» YOUR TASK: Which lines below hold the word "label"? Copy all of them.
--- DATASET ---
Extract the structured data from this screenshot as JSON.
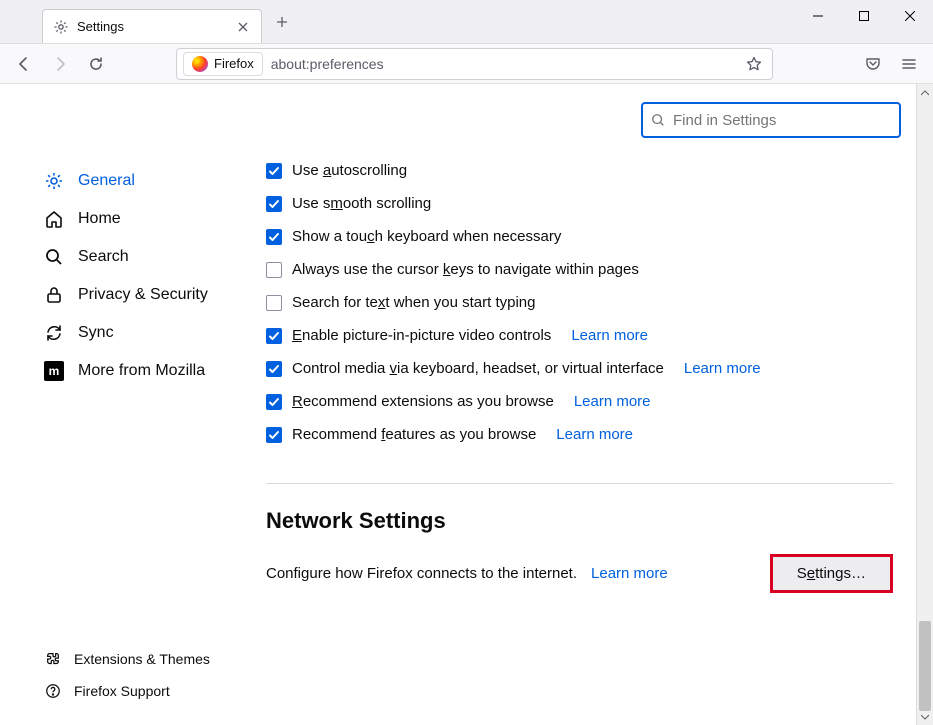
{
  "tab": {
    "title": "Settings"
  },
  "urlbar": {
    "identity": "Firefox",
    "url": "about:preferences"
  },
  "search": {
    "placeholder": "Find in Settings"
  },
  "sidebar": {
    "items": [
      {
        "label": "General"
      },
      {
        "label": "Home"
      },
      {
        "label": "Search"
      },
      {
        "label": "Privacy & Security"
      },
      {
        "label": "Sync"
      },
      {
        "label": "More from Mozilla"
      }
    ],
    "footer": [
      {
        "label": "Extensions & Themes"
      },
      {
        "label": "Firefox Support"
      }
    ]
  },
  "browsing": {
    "items": [
      {
        "checked": true,
        "pre": "Use ",
        "u": "a",
        "post": "utoscrolling",
        "learn": null
      },
      {
        "checked": true,
        "pre": "Use s",
        "u": "m",
        "post": "ooth scrolling",
        "learn": null
      },
      {
        "checked": true,
        "pre": "Show a tou",
        "u": "c",
        "post": "h keyboard when necessary",
        "learn": null
      },
      {
        "checked": false,
        "pre": "Always use the cursor ",
        "u": "k",
        "post": "eys to navigate within pages",
        "learn": null
      },
      {
        "checked": false,
        "pre": "Search for te",
        "u": "x",
        "post": "t when you start typing",
        "learn": null
      },
      {
        "checked": true,
        "pre": "",
        "u": "E",
        "post": "nable picture-in-picture video controls",
        "learn": "Learn more"
      },
      {
        "checked": true,
        "pre": "Control media ",
        "u": "v",
        "post": "ia keyboard, headset, or virtual interface",
        "learn": "Learn more"
      },
      {
        "checked": true,
        "pre": "",
        "u": "R",
        "post": "ecommend extensions as you browse",
        "learn": "Learn more"
      },
      {
        "checked": true,
        "pre": "Recommend ",
        "u": "f",
        "post": "eatures as you browse",
        "learn": "Learn more"
      }
    ]
  },
  "network": {
    "title": "Network Settings",
    "desc": "Configure how Firefox connects to the internet.",
    "learn": "Learn more",
    "button_pre": "S",
    "button_u": "e",
    "button_post": "ttings…"
  }
}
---
» RESPONSE TO THE TASK:
        "label": "General"
        "label": "Home"
        "label": "Search"
        "label": "Privacy & Security"
        "label": "Sync"
        "label": "More from Mozilla"
        "label": "Extensions & Themes"
        "label": "Firefox Support"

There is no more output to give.